The most disturbing finding of this analysis was the fact that firms that had gearing ratio between 1,220 per cent and 6,698 per cent were also the most active in the secondary market. At present, none of them has a paid-up capital of N500 million.
Al-Faki said it was true that the N1 billion base was huge but the firms could be consolidated into bigger entities, thereby reducing incidences of abuse and market misconduct as merging companies would ensure that proper checks are put in place. The companies would also easily pool together resources to provide the right technology and personnel that the business requires to become internationally competitive.
"The present low-level of capacity in the brokerage firms is largely responsible for the lopsidedness towards transactions in equities only. Despite efforts of the regulatory authorities, it has become challenging over the years for new products such as derivatives to be introduced in our market. A case to further illustrate this point is the fact that for the past 14 years, the Commission could not succeed to get the stockbrokers to establish an over-the-counter (OTC) for trading in unlisted Securities. This is mainly due to low level of capacity on their part" he said.
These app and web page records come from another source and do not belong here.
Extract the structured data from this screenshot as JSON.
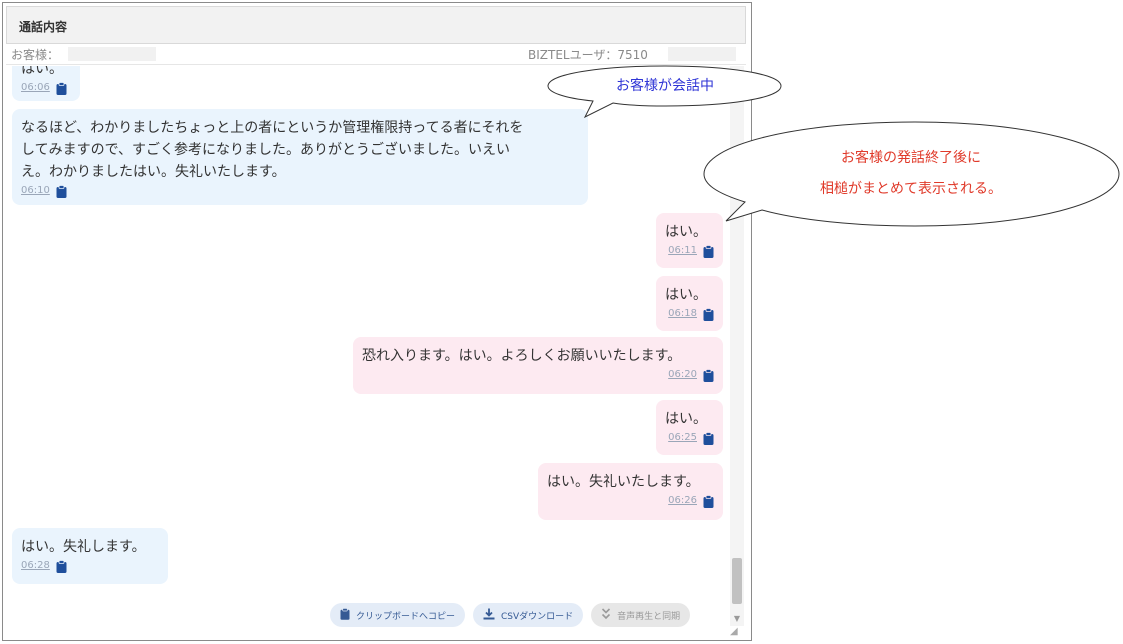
{
  "header": {
    "title": "通話内容"
  },
  "subheader": {
    "customer_label": "お客様：",
    "user_label": "BIZTELユーザ：7510"
  },
  "messages": [
    {
      "speaker": "customer",
      "text": "はい。",
      "time": "06:06"
    },
    {
      "speaker": "customer",
      "lines": [
        "なるほど、わかりましたちょっと上の者にというか管理権限持ってる者にそれを",
        "してみますので、すごく参考になりました。ありがとうございました。いえい",
        "え。わかりましたはい。失礼いたします。"
      ],
      "time": "06:10"
    },
    {
      "speaker": "user",
      "text": "はい。",
      "time": "06:11"
    },
    {
      "speaker": "user",
      "text": "はい。",
      "time": "06:18"
    },
    {
      "speaker": "user",
      "text": "恐れ入ります。はい。よろしくお願いいたします。",
      "time": "06:20"
    },
    {
      "speaker": "user",
      "text": "はい。",
      "time": "06:25"
    },
    {
      "speaker": "user",
      "text": "はい。失礼いたします。",
      "time": "06:26"
    },
    {
      "speaker": "customer",
      "text": "はい。失礼します。",
      "time": "06:28"
    }
  ],
  "toolbar": {
    "copy_label": "クリップボードへコピー",
    "csv_label": "CSVダウンロード",
    "sync_label": "音声再生と同期"
  },
  "callouts": {
    "customer_talking": "お客様が会話中",
    "note_line1": "お客様の発話終了後に",
    "note_line2": "相槌がまとめて表示される。"
  },
  "colors": {
    "customer_bubble": "#eaf4fd",
    "user_bubble": "#fdeaf1",
    "callout_blue_text": "#2f35d6",
    "callout_red_text": "#e03a2a",
    "button_text": "#355a94"
  },
  "icons": {
    "clipboard": "clipboard-icon",
    "download": "download-icon",
    "sync": "sync-icon"
  }
}
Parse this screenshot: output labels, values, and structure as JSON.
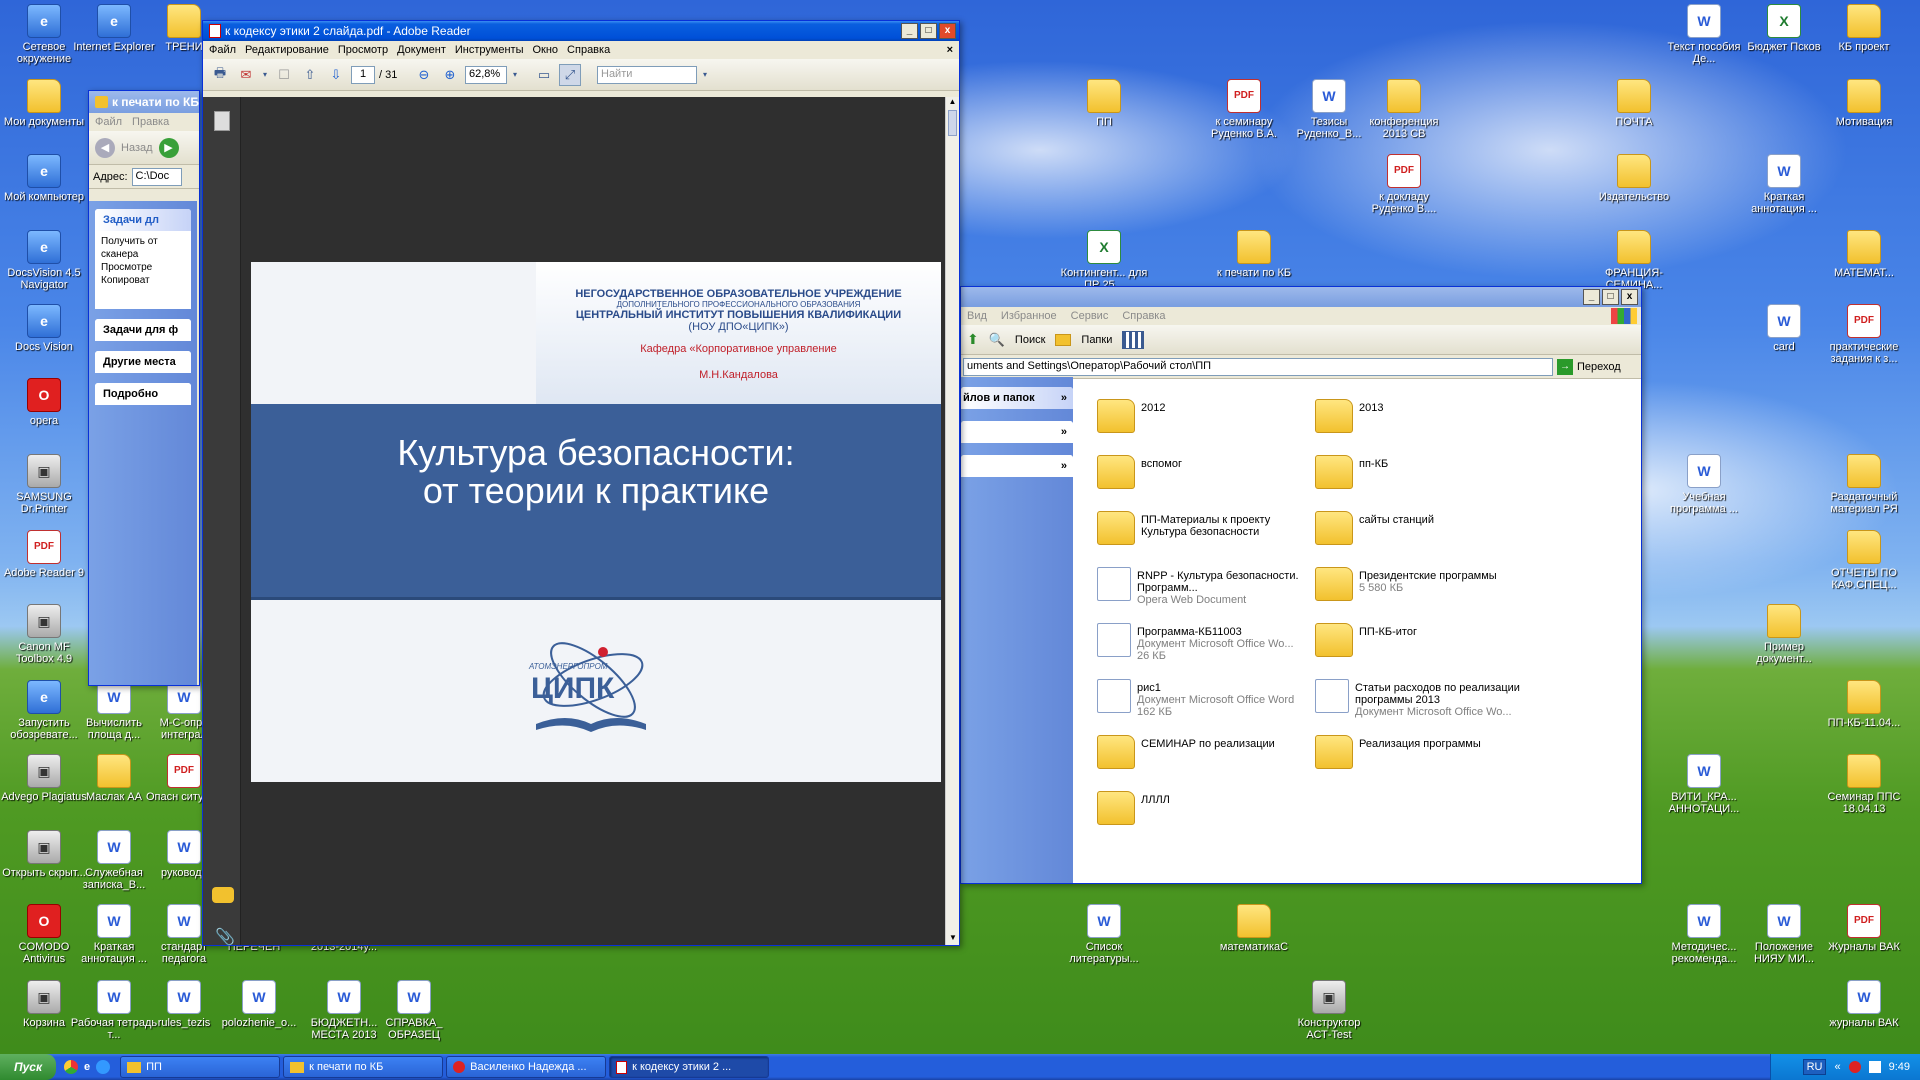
{
  "desktop_left": [
    {
      "label": "Сетевое окружение",
      "kind": "sys"
    },
    {
      "label": "Internet Explorer",
      "kind": "sys"
    },
    {
      "label": "ТРЕНИ",
      "kind": "folder"
    },
    {
      "label": "Мои документы",
      "kind": "folder"
    },
    {
      "label": "Мой компьютер",
      "kind": "sys"
    },
    {
      "label": "DocsVision 4.5 Navigator",
      "kind": "sys"
    },
    {
      "label": "Docs Vision",
      "kind": "sys"
    },
    {
      "label": "opera",
      "kind": "red"
    },
    {
      "label": "SAMSUNG Dr.Printer",
      "kind": "grey"
    },
    {
      "label": "Adobe Reader 9",
      "kind": "pdf"
    },
    {
      "label": "Canon MF Toolbox 4.9",
      "kind": "grey"
    },
    {
      "label": "Запустить обозревате...",
      "kind": "sys"
    },
    {
      "label": "Вычислить площа д...",
      "kind": "doc"
    },
    {
      "label": "М-С-опре интеграл",
      "kind": "doc"
    },
    {
      "label": "Advego Plagiatus",
      "kind": "grey"
    },
    {
      "label": "Маслак АА",
      "kind": "folder"
    },
    {
      "label": "Опасн ситуаци",
      "kind": "pdf"
    },
    {
      "label": "Открыть скрыт...",
      "kind": "grey"
    },
    {
      "label": "Служебная записка_В...",
      "kind": "doc"
    },
    {
      "label": "руководс",
      "kind": "doc"
    },
    {
      "label": "COMODO Antivirus",
      "kind": "red"
    },
    {
      "label": "Краткая аннотация ...",
      "kind": "doc"
    },
    {
      "label": "стандарт педагога",
      "kind": "doc"
    },
    {
      "label": "ПЕРЕЧЕН",
      "kind": "doc"
    },
    {
      "label": "2013-2014у...",
      "kind": "doc"
    },
    {
      "label": "Корзина",
      "kind": "grey"
    },
    {
      "label": "Рабочая тетрадь т...",
      "kind": "doc"
    },
    {
      "label": "rules_tezis",
      "kind": "doc"
    },
    {
      "label": "polozhenie_o...",
      "kind": "doc"
    },
    {
      "label": "БЮДЖЕТН... МЕСТА 2013",
      "kind": "doc"
    },
    {
      "label": "СПРАВКА_ ОБРАЗЕЦ",
      "kind": "doc"
    }
  ],
  "desktop_right": [
    {
      "label": "Текст пособия Де...",
      "kind": "doc"
    },
    {
      "label": "Бюджет Псков",
      "kind": "xls"
    },
    {
      "label": "КБ проект",
      "kind": "folder"
    },
    {
      "label": "ПП",
      "kind": "folder"
    },
    {
      "label": "к семинару Руденко В.А.",
      "kind": "pdf"
    },
    {
      "label": "Тезисы Руденко_В...",
      "kind": "doc"
    },
    {
      "label": "конференция 2013 СВ",
      "kind": "folder"
    },
    {
      "label": "ПОЧТА",
      "kind": "folder"
    },
    {
      "label": "Мотивация",
      "kind": "folder"
    },
    {
      "label": "к докладу Руденко В....",
      "kind": "pdf"
    },
    {
      "label": "Издательство",
      "kind": "folder"
    },
    {
      "label": "Краткая аннотация ...",
      "kind": "doc"
    },
    {
      "label": "Контингент... для ПР 25...",
      "kind": "xls"
    },
    {
      "label": "к печати по КБ",
      "kind": "folder"
    },
    {
      "label": "ФРАНЦИЯ-СЕМИНА...",
      "kind": "folder"
    },
    {
      "label": "МАТЕМАТ...",
      "kind": "folder"
    },
    {
      "label": "Учебная программа ...",
      "kind": "doc"
    },
    {
      "label": "card",
      "kind": "doc"
    },
    {
      "label": "практические задания к з...",
      "kind": "pdf"
    },
    {
      "label": "Раздаточный материал РЯ",
      "kind": "folder"
    },
    {
      "label": "ОТЧЕТЫ ПО КАФ.СПЕЦ...",
      "kind": "folder"
    },
    {
      "label": "Пример документ...",
      "kind": "folder"
    },
    {
      "label": "ПП-КБ-11.04...",
      "kind": "folder"
    },
    {
      "label": "ВИТИ_КРА... АННОТАЦИ...",
      "kind": "doc"
    },
    {
      "label": "Семинар ППС 18.04.13",
      "kind": "folder"
    },
    {
      "label": "Список литературы...",
      "kind": "doc"
    },
    {
      "label": "математикаС",
      "kind": "folder"
    },
    {
      "label": "Методичес... рекоменда...",
      "kind": "doc"
    },
    {
      "label": "Положение НИЯУ МИ...",
      "kind": "doc"
    },
    {
      "label": "Журналы ВАК",
      "kind": "pdf"
    },
    {
      "label": "Конструктор АСТ-Test",
      "kind": "grey"
    },
    {
      "label": "журналы ВАК",
      "kind": "doc"
    }
  ],
  "explorer_back": {
    "title": "к печати по КБ",
    "menu": [
      "Файл",
      "Правка"
    ],
    "back_label": "Назад",
    "address_label": "Адрес:",
    "address_value": "C:\\Doc",
    "task_header": "Задачи дл",
    "tasks": [
      "Получить от сканера",
      "Просмотре",
      "Копироват"
    ],
    "sections": [
      "Задачи для ф",
      "Другие места",
      "Подробно"
    ]
  },
  "adobe": {
    "title": "к кодексу этики 2 слайда.pdf - Adobe Reader",
    "menu": [
      "Файл",
      "Редактирование",
      "Просмотр",
      "Документ",
      "Инструменты",
      "Окно",
      "Справка"
    ],
    "page_current": "1",
    "page_total": "/ 31",
    "zoom": "62,8%",
    "search_placeholder": "Найти",
    "slide": {
      "org_line1": "НЕГОСУДАРСТВЕННОЕ ОБРАЗОВАТЕЛЬНОЕ УЧРЕЖДЕНИЕ",
      "org_line2": "ДОПОЛНИТЕЛЬНОГО ПРОФЕССИОНАЛЬНОГО ОБРАЗОВАНИЯ",
      "org_line3": "ЦЕНТРАЛЬНЫЙ ИНСТИТУТ ПОВЫШЕНИЯ КВАЛИФИКАЦИИ",
      "org_line4": "(НОУ ДПО«ЦИПК»)",
      "dept": "Кафедра «Корпоративное управление",
      "author": "М.Н.Кандалова",
      "title_line1": "Культура безопасности:",
      "title_line2": "от теории к практике",
      "logo_top": "АТОМЭНЕРГОПРОМ",
      "logo_main": "ЦИПК"
    }
  },
  "explorer_pp": {
    "menu": [
      "Вид",
      "Избранное",
      "Сервис",
      "Справка"
    ],
    "search_label": "Поиск",
    "folders_label": "Папки",
    "address": "uments and Settings\\Оператор\\Рабочий стол\\ПП",
    "go_label": "Переход",
    "panel_header": "йлов и папок",
    "items": [
      {
        "name": "2012",
        "sub1": "",
        "sub2": "",
        "type": "folder"
      },
      {
        "name": "2013",
        "sub1": "",
        "sub2": "",
        "type": "folder"
      },
      {
        "name": "вспомог",
        "sub1": "",
        "sub2": "",
        "type": "folder"
      },
      {
        "name": "пп-КБ",
        "sub1": "",
        "sub2": "",
        "type": "folder"
      },
      {
        "name": "ПП-Материалы к проекту Культура безопасности",
        "sub1": "",
        "sub2": "",
        "type": "folder"
      },
      {
        "name": "сайты станций",
        "sub1": "",
        "sub2": "",
        "type": "folder"
      },
      {
        "name": "RNPP - Культура безопасности. Программ...",
        "sub1": "Opera Web Document",
        "sub2": "",
        "type": "doc"
      },
      {
        "name": "Президентские программы",
        "sub1": "5 580 КБ",
        "sub2": "",
        "type": "folder"
      },
      {
        "name": "Программа-КБ11003",
        "sub1": "Документ Microsoft Office Wo...",
        "sub2": "26 КБ",
        "type": "doc"
      },
      {
        "name": "ПП-КБ-итог",
        "sub1": "",
        "sub2": "",
        "type": "folder"
      },
      {
        "name": "рис1",
        "sub1": "Документ Microsoft Office Word",
        "sub2": "162 КБ",
        "type": "doc"
      },
      {
        "name": "Статьи расходов по реализации программы 2013",
        "sub1": "Документ Microsoft Office Wo...",
        "sub2": "",
        "type": "doc"
      },
      {
        "name": "СЕМИНАР по реализации",
        "sub1": "",
        "sub2": "",
        "type": "folder"
      },
      {
        "name": "Реализация программы",
        "sub1": "",
        "sub2": "",
        "type": "folder"
      },
      {
        "name": "ЛЛЛЛ",
        "sub1": "",
        "sub2": "",
        "type": "folder"
      }
    ]
  },
  "taskbar": {
    "start_label": "Пуск",
    "tasks": [
      "ПП",
      "к печати по КБ",
      "Василенко Надежда ...",
      "к кодексу этики 2 ..."
    ],
    "lang": "RU",
    "clock": "9:49"
  }
}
Al-Faki said despite criticisms, over 180 of the firms, had forwarded their recapitalization plans to the commission, while there were also indications that some firms had already met the new minimum capital base (33 as at December 2007), as many others have done Private Placements aimed at shoring up their respective capital base.
Furthermore, foreign firms have recently commenced entry into the market to compete with the local companies. It is, therefore, important that the recapitalization exercise should be implemented as approved by the Federal Government since, at the end of the exercise, the nation's economy will be the greatest beneficiary.
Meanwhile, last week, the House of Representatives adopted a motion seeking to reduce the amount fixed for the re-capitalisation of stock broking firms. The motion was entitled:
Sponsored by Rep. Ahmed Wadada (PDP-Nasarawa) and 21 others, the motion was passed after a voice vote.
Moving the motion, Wadada noted the efforts of the Securities and Exchange Commission (SEC) toward the re-capitalisation of stock broking firms in the Nigerian Capital Market.
He said some Nigerian companies had been unable to meet the minimum capital requirements of N1billion set for each stock broking firm by the regulatory agencies.
He pointed out that the capital market was the bedrock of the contemporary market economy, hence the widespread outcry and criticism by most of the stock broking firms against the N1 billion minimum capital as being "too high, outrageous and unrealistic" should not be ignored.
"There is the imminent danger of a possible take-over of the Nigerian Capital Market by mega banks and wiping-off of the dividing line between the money market and the capital market," Wadada noted.
Wadada urged the Federal Government and other relevant agencies to suspend any programme and exercise aimed at re-capitalisation of stock broking firms until consultations were made by the agencies.